  • Samuel Clemens

    well, that said, I do think hydraulic shifting is a bit of over-engineering, particularly against electronic or just good old mechanical shifting. The need for master cylinders, fluid lines etc…what advantage can that possibly deliver?

  • Roger

    “The groupset is 22-speed (2×11) much like Dura-Ace”

    And much like Record years before that. Or doesn’t Campagnolo exist in CW land?

    And while we’re at it: “the big three – Shimano, SRAM and Campagnolo”. SRAM is a relative newcomer, best known for it’s quality problems. It seems a bit strange to put it before Campag in that list.

    CW seems to have a thing about SRAM though: “With the recent launch of SRAM Red eTap wireless shifting, is Rotor’s new groupset already antiquated before it is released?” No, Rotor Uno is not antiquated, especially if it actually works and eTap is as bad as some of SRAM’s other stuff.

  • velocite

    The details of Rotor’s patent application were released recently and it embodied a different architecture: the indexed shifting was built into the derailleurs, not the shifters, so adding more shifters was a simple matter of branching off more hydraulic lines. It’s not stated in the above article whether that scheme is implemented in this product, but I would have thought it was. The advantage of hydraulics over electronic, including wireless, is no batteries, and over cables, well, that’s obvious.

  • RobTM

    Cable stretch and dirt/wear? People get new bikes then often have shift issues and you don’t hear of MTB hydraulics putting ppl off.
    Electronic is still very expensive, not value, I don’t think Rotor are trying to compete with those very high end sets.

  • blemcooper

    That may well be the case, though the specific claims attributed to Rotor in the article don’t suggest that, but rather the conclusion reached by the author. The claims from Rotor are actually of the “me too, but using hydraulics” variety. Not that there’s anything wrong with that per se.

  • James Jinhoo Kim

    The article clearly states that the ultimate goal is to be the lightest yet competitively priced. Hydraulic lines are much lighter than traditional cable and housing. Plus with Rotor’s expertise in aluminum machining, I think this will be the next lightest group set when paired with DA cassette.

  • David Mosby

    Campagnolo will be the Brembo of braking,, I will wait

  • dogo

    Probably had to do this way to avoid patent infringing Shimano/SRAM/Campag

  • Edward Hutton

    I agree with the need to sell something new statement

  • blemcooper

    What problem is this really solving (other than the need to sell something new)? At least with electronic, you had clear benefits of shift buttons wherever you needed them and a different, automatic approach to trimming a gear combo.

    It’s doubtful that the multiple shift positions of hydraulic would be as flexible or compact as electronic. Perhaps it will be more resistant to faults from high vibration environments? And more resistant to gunking up than cable systems in harsh environments, but harder to maintain when the time comes, especially out on the road.

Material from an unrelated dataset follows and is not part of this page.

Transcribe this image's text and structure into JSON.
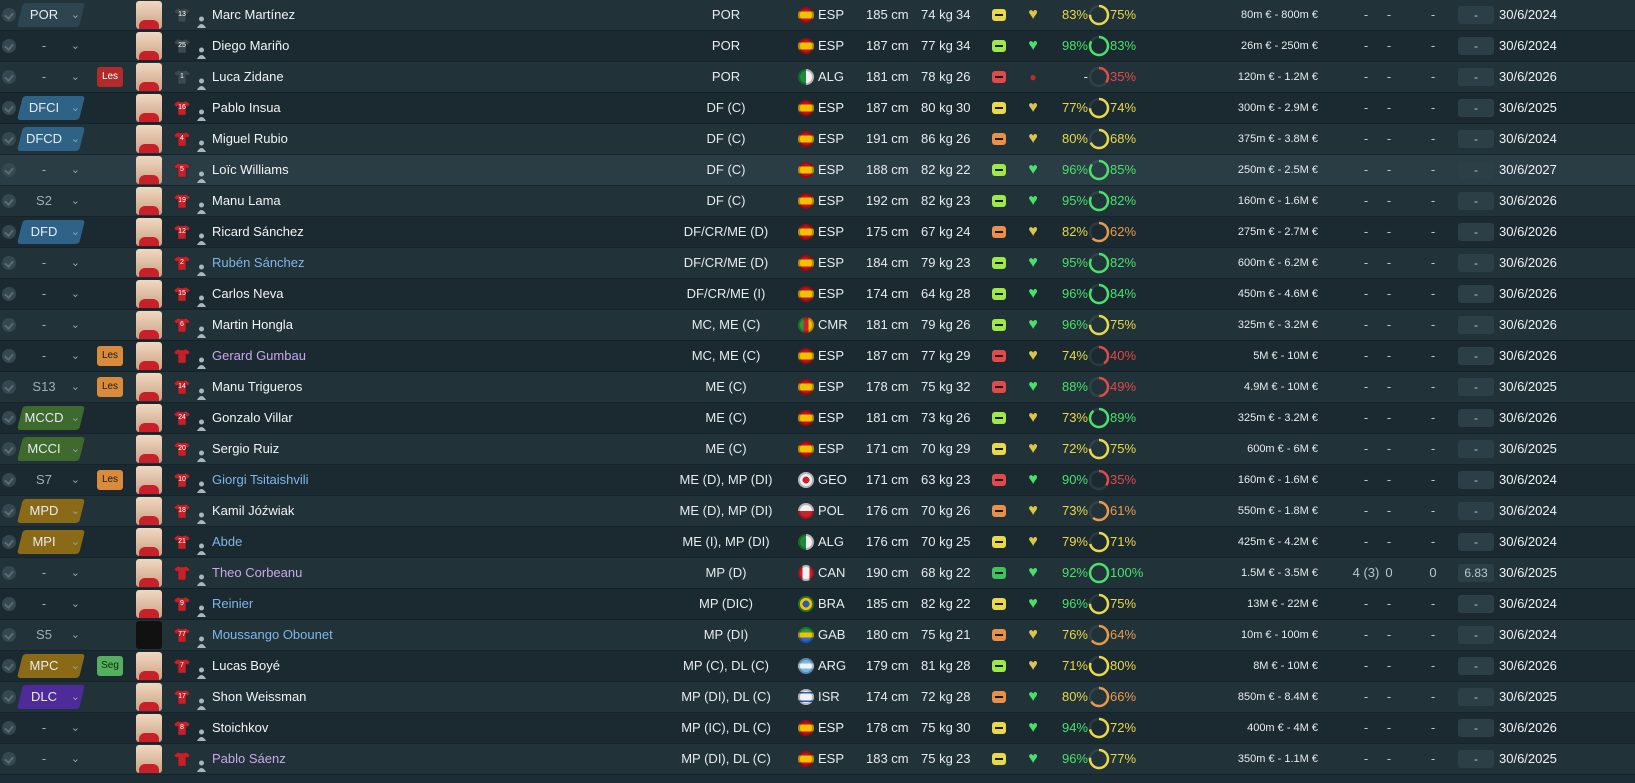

    The hood shapes look nice though.

  • Mike Prytherch

    Be interesting to see how you set-up the gear shifting, also how easy will it be to trim the hoses.